### [EXERCISE]
Using the records provided below, locate and copy each line that contains the word "true".

### TASK INPUTS

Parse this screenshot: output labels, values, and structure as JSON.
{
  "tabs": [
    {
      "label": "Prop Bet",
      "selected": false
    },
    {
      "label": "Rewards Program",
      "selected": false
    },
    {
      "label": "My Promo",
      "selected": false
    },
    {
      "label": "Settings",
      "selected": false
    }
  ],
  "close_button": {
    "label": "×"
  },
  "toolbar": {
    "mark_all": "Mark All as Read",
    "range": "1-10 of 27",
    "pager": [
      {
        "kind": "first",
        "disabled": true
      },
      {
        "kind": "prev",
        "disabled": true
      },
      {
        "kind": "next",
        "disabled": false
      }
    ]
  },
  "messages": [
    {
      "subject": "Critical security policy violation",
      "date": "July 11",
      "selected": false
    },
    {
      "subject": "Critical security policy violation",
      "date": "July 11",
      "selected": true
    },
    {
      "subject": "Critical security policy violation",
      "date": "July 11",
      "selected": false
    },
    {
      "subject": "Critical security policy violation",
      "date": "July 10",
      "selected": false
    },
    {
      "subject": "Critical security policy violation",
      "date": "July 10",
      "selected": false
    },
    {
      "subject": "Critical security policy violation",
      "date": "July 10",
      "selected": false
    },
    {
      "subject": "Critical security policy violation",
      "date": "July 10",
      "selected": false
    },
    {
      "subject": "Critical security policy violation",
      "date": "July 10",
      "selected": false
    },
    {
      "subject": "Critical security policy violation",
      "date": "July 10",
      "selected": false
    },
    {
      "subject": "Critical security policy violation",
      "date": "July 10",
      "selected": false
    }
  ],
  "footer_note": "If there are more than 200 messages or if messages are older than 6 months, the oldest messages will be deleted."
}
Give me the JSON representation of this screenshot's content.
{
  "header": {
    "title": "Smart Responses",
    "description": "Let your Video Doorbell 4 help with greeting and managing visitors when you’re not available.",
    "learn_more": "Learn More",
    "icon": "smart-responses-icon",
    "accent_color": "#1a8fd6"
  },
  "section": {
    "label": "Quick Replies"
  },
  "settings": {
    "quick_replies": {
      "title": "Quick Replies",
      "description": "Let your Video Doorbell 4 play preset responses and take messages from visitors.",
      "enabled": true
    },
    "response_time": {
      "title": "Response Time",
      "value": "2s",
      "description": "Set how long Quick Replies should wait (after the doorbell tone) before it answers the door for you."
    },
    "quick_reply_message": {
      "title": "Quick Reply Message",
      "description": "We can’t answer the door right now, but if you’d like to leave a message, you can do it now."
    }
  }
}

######

### [COMPLETED TASK]
        "disabled": true
        "disabled": true
      "selected": true
      "enabled": true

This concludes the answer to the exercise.